Within the material below, filter for lines that hold the word "Orders".

> _INFORMATION SHOWN_
# # # # #
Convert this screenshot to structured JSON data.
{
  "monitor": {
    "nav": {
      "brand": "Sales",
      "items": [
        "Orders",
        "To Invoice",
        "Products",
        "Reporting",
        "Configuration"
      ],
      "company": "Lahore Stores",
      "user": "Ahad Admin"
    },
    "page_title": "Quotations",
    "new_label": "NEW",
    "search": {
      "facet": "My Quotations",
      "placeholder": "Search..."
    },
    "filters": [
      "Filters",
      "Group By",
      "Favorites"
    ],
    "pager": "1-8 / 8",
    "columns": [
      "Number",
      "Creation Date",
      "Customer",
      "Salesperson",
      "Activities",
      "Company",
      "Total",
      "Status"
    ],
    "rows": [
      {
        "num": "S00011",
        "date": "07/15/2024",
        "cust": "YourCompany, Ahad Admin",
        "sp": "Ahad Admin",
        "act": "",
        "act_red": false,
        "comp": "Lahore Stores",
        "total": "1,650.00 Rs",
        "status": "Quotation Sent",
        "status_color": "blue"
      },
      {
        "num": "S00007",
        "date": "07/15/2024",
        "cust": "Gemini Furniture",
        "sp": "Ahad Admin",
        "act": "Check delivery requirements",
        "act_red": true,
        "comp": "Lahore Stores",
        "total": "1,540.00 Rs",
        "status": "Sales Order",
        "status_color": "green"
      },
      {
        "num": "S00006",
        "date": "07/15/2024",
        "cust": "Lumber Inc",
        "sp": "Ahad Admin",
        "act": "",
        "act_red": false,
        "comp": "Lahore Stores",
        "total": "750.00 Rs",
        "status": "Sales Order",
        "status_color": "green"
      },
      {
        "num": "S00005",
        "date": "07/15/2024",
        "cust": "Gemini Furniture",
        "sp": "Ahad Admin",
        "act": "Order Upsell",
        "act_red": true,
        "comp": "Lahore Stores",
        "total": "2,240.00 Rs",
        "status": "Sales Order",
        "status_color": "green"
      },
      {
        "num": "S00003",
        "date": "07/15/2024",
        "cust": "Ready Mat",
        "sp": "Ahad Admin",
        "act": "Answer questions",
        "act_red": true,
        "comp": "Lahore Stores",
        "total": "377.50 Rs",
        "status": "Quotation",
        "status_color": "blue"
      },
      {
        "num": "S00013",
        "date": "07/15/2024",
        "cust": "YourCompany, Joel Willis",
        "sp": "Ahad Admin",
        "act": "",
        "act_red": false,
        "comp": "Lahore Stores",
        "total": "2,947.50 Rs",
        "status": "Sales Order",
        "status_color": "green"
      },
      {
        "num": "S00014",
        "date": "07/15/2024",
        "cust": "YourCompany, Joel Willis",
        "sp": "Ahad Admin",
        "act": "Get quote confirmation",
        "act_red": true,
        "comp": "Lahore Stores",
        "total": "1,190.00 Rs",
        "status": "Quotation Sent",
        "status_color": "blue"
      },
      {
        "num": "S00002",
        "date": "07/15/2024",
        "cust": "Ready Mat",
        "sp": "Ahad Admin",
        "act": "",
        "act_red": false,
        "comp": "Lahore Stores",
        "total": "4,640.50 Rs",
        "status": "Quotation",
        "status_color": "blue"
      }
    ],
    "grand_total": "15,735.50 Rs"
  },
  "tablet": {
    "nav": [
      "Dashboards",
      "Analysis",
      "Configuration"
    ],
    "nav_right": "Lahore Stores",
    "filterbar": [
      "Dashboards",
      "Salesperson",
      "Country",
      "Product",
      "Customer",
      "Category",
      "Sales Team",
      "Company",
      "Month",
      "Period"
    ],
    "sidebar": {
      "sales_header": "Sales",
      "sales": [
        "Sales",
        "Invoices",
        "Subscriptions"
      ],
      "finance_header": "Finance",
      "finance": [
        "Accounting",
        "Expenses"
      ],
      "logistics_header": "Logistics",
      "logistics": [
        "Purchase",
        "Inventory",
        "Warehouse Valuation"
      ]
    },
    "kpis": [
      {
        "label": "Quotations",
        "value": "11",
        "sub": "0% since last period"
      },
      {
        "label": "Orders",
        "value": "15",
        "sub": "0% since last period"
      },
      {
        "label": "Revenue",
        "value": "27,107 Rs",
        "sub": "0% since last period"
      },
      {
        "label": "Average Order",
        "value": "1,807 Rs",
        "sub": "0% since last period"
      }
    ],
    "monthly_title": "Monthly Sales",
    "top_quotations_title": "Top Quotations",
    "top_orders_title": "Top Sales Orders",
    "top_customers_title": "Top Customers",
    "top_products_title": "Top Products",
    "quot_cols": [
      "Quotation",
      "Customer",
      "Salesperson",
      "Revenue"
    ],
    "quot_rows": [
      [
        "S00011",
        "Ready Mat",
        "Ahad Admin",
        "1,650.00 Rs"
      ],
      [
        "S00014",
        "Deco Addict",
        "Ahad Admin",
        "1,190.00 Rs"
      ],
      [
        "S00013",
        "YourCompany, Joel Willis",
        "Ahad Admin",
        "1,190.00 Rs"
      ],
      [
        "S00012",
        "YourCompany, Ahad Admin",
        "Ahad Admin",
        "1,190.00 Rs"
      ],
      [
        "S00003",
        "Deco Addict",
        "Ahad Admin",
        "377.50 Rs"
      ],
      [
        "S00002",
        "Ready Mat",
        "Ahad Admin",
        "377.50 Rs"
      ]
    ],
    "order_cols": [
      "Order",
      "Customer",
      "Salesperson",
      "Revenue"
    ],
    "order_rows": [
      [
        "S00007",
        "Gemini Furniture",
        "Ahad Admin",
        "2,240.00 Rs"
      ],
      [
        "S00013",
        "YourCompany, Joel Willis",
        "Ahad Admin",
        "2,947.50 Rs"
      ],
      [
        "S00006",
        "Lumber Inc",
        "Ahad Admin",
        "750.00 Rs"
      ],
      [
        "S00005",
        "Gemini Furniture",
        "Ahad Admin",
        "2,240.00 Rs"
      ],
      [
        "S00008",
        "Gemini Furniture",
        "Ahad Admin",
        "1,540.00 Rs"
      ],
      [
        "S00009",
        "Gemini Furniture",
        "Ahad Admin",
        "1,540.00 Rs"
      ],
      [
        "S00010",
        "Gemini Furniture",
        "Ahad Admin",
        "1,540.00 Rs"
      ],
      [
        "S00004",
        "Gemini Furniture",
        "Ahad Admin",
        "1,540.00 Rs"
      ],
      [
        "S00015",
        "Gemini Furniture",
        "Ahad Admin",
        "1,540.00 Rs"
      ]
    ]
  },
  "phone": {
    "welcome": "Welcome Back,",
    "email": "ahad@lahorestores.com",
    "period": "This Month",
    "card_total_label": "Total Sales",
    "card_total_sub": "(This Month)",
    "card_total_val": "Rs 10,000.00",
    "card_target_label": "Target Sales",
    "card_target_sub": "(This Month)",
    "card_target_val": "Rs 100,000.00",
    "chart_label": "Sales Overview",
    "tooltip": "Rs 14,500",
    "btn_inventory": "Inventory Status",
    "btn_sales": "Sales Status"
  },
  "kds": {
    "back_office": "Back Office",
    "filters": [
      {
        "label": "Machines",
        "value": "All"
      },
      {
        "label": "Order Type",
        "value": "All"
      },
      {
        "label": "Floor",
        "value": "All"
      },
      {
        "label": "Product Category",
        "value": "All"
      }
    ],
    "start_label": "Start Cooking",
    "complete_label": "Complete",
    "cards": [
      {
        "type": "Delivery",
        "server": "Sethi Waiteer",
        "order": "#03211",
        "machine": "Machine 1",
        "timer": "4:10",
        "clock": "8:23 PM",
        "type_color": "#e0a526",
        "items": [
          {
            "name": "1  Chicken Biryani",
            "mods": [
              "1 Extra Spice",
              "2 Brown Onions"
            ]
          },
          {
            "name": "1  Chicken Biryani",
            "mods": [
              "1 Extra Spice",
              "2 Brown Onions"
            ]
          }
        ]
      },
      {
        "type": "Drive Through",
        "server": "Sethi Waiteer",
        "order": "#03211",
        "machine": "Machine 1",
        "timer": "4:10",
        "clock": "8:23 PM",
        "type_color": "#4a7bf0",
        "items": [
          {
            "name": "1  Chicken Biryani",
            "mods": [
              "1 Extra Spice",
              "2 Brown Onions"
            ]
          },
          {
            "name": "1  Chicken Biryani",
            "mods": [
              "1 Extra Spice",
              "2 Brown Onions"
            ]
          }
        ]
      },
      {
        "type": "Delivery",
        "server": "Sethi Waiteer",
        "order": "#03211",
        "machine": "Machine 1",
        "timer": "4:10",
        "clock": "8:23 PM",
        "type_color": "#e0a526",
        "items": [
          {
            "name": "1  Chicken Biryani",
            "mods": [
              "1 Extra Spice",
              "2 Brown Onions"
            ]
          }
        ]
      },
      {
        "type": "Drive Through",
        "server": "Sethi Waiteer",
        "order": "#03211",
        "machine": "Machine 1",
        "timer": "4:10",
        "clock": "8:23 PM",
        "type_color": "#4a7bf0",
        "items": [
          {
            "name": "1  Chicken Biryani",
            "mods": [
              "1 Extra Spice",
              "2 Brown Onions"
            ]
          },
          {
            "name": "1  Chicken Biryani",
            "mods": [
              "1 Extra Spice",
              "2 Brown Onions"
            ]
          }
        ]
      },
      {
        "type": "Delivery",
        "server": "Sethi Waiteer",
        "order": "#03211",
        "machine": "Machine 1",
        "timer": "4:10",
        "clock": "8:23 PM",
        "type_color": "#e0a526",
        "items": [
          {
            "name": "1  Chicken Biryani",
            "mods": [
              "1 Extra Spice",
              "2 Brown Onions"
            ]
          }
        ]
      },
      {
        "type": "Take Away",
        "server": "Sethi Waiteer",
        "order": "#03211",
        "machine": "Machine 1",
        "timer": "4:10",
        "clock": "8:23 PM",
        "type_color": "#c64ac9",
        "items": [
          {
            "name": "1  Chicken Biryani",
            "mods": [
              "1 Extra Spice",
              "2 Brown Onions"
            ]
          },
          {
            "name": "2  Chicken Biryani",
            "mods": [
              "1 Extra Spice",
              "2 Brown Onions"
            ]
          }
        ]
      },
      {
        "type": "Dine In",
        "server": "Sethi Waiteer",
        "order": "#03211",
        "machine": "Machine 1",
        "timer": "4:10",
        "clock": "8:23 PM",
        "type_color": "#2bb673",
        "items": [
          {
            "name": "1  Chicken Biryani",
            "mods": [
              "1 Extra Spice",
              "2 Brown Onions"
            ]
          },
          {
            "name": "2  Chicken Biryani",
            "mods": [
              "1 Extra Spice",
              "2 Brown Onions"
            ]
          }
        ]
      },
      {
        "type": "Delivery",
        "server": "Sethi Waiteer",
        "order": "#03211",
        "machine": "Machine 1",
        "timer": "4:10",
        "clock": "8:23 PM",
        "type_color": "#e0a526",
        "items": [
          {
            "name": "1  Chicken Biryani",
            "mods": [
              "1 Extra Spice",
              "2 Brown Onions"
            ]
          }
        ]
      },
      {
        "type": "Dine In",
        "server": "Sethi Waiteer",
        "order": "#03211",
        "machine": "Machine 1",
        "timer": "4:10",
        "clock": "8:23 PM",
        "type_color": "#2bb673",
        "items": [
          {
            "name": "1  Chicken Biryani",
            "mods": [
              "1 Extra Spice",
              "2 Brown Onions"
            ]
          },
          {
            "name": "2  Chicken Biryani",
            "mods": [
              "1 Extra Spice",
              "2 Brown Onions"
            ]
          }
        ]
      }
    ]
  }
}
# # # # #
> _TASK OUTPUT_
        "Orders",
        "label": "Orders",
    "top_orders_title": "Top Sales Orders",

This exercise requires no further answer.